    Asada Mao’s determination, athleticism, and ability to manage her public persona make us take another look at Kyoto’s maiko and geiko.  Devoting themselves to strenuous dance practice, performing as the city’s celebrities, and modeling Japanese etiquette take work.  It’s tempting to see Asada and the maiko’s femininity performances as masquerades given their obvious personal strengths, even a disguise of female ambition that makes it more acceptable. But we can also consider these divas as redefining the feminine. Monden sees Asada as “an icon who demonstrates the potential of a new kind of divahood, as a young diva who gets her own way and refuses to give in, but in a polite, upright amicable way that wins people’s hearts.”

Asada dancing with the geiko

On Aug. 17, 2014, Asada posted photos of herself costumed as a maiko for the Kyoto Takashimaya SMILE exhibit. http://mao-asada.jp/mao/event/
The summer fan displays her name, Mao.

Let’s close with a clip of Asada Mao visiting Kyoto posted in 2015 that Masafumi Monden passed on to me.

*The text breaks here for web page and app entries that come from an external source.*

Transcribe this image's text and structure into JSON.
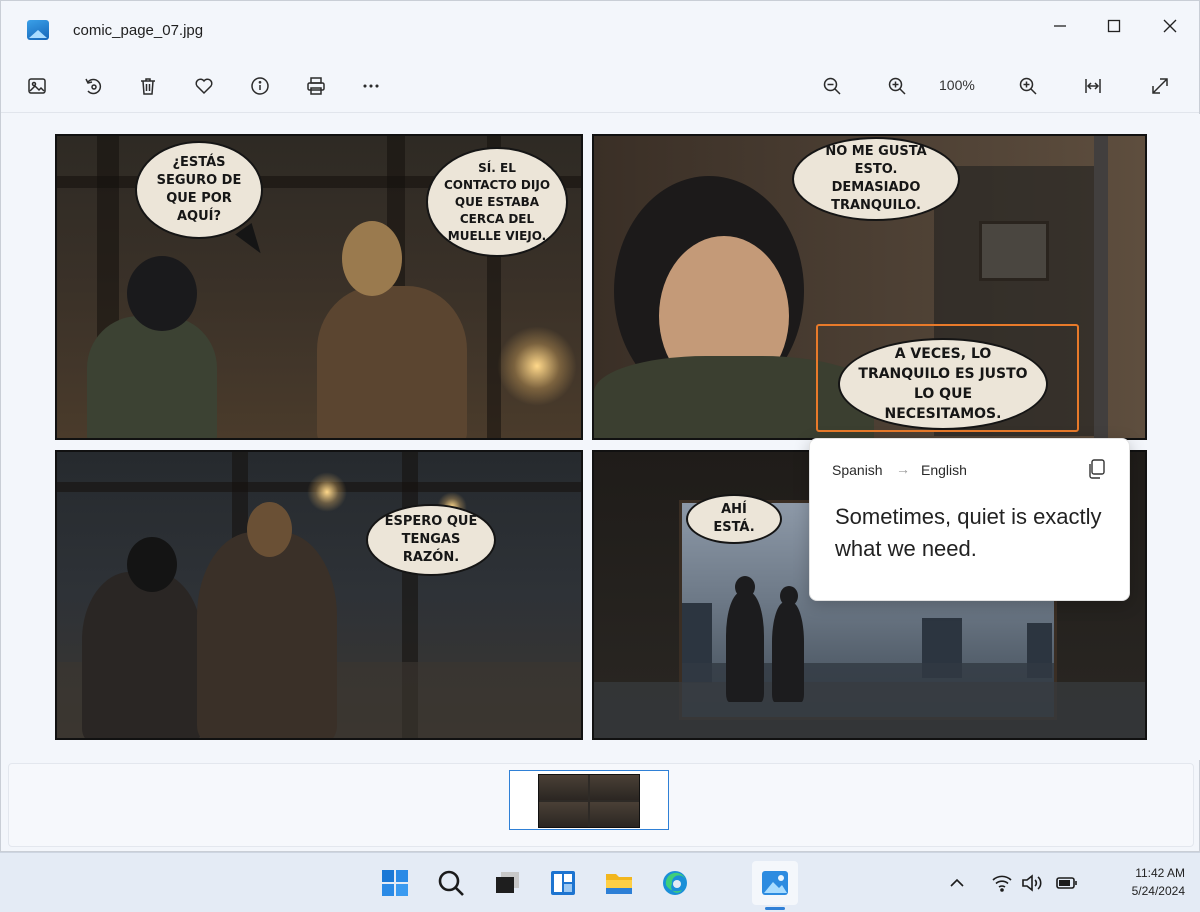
{
  "window": {
    "title": "comic_page_07.jpg"
  },
  "toolbar": {
    "zoom_level": "100%",
    "buttons": [
      "image-icon",
      "rotate-icon",
      "delete-icon",
      "heart-icon",
      "info-icon",
      "print-icon",
      "more-icon"
    ],
    "right_buttons": [
      "zoom-out-icon",
      "zoom-in-icon",
      "zoom-in-icon",
      "fit-width-icon",
      "fullscreen-icon"
    ]
  },
  "comic": {
    "panel1": {
      "bubble_left": "¿ESTÁS SEGURO DE QUE POR AQUÍ?",
      "bubble_right": "SÍ. EL CONTACTO DIJO QUE ESTABA CERCA DEL MUELLE VIEJO."
    },
    "panel2": {
      "bubble_top": "NO ME GUSTA ESTO. DEMASIADO TRANQUILO.",
      "bubble_highlighted": "A VECES, LO TRANQUILO ES JUSTO LO QUE NECESITAMOS."
    },
    "panel3": {
      "bubble": "ESPERO QUE TENGAS RAZÓN."
    },
    "panel4": {
      "bubble": "AHÍ ESTÁ."
    }
  },
  "translation_popup": {
    "source_language": "Spanish",
    "arrow": "→",
    "target_language": "English",
    "translated_text": "Sometimes, quiet is exactly what we need."
  },
  "taskbar": {
    "apps": [
      "start-icon",
      "search-icon",
      "task-view-icon",
      "widgets-icon",
      "file-explorer-icon",
      "edge-icon",
      "photos-icon"
    ],
    "clock_time": "11:42 AM",
    "clock_date": "5/24/2024"
  },
  "colors": {
    "highlight": "#e87a2a",
    "accent": "#2f80d6"
  }
}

The clip shows Asada approaching the famous Gion teahouse Tomiyo. Here, she observes a Gion geiko, also named Mao, dancing. The jikata (musician) Danyū plays the samisen. Then, Asada takes her first lesson in Kyōmai dance from Inoue Yasuko, daughter of dance master Inoue Yachiyo V. Next Asada costumes as a maiko. Now, she’s ready for her dance performance with geiko Mao!  Since the video ends with a night’s rest on an Airweave mattress, we might conclude the event is staged as a commercial. But this clip is more than a fanciful mattress ad–it shows the difficulty of maiko dance, the practiced skill of the geiko, and even champion athlete Asada struggling to learn it.

I come away with admiration for the skills of both the dancer and the skater.

 

 

References

Masafumi Monden. “Ice Princess: Asada Mao the Demure Diva,”  in  Laura Miller and Rebecca Copeland, eds. Diva Nation: Female Icons from Japanese Cultural History. Oakland: University of California Press, 2018.

Jan Bardsley, “Asada Mao: Olympic Skater in Maiko Masquerade,” Janbardsley.web.unc.edu. March 15, 2021